(Records from a collection)

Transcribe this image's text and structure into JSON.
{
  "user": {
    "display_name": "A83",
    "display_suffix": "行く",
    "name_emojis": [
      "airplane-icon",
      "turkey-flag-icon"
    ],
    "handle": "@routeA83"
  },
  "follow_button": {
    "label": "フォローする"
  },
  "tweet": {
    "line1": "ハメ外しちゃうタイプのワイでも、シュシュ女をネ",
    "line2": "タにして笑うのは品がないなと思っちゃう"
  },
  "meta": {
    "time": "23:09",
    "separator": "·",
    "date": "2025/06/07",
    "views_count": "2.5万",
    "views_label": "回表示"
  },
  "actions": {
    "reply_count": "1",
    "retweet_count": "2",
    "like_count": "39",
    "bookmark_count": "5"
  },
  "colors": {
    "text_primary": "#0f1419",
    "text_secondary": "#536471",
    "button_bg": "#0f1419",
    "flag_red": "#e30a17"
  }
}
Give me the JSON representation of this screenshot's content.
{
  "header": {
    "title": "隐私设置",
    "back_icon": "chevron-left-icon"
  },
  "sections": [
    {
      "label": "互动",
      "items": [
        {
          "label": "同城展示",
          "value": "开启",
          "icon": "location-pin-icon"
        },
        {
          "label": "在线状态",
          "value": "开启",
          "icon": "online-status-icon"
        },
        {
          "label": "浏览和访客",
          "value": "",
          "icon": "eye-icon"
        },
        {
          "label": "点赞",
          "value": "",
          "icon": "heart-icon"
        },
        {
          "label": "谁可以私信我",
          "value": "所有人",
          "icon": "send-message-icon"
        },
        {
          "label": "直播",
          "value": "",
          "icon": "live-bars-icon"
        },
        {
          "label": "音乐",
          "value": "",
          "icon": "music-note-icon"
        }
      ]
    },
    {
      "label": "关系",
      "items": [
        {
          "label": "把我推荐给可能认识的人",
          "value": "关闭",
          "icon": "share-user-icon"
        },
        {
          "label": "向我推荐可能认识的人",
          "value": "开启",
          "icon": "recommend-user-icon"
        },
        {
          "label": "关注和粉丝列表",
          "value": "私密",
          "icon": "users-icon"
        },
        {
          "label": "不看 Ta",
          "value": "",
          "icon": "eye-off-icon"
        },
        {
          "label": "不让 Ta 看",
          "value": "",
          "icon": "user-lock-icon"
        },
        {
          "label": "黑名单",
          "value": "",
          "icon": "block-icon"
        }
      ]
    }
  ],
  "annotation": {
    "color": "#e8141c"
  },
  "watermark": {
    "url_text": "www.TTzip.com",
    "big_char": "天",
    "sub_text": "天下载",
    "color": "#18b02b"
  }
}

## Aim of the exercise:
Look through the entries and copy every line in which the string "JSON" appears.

## Exercise answer:
Transcribe this image's text and structure into JSON.
Give me the JSON representation of this screenshot's content.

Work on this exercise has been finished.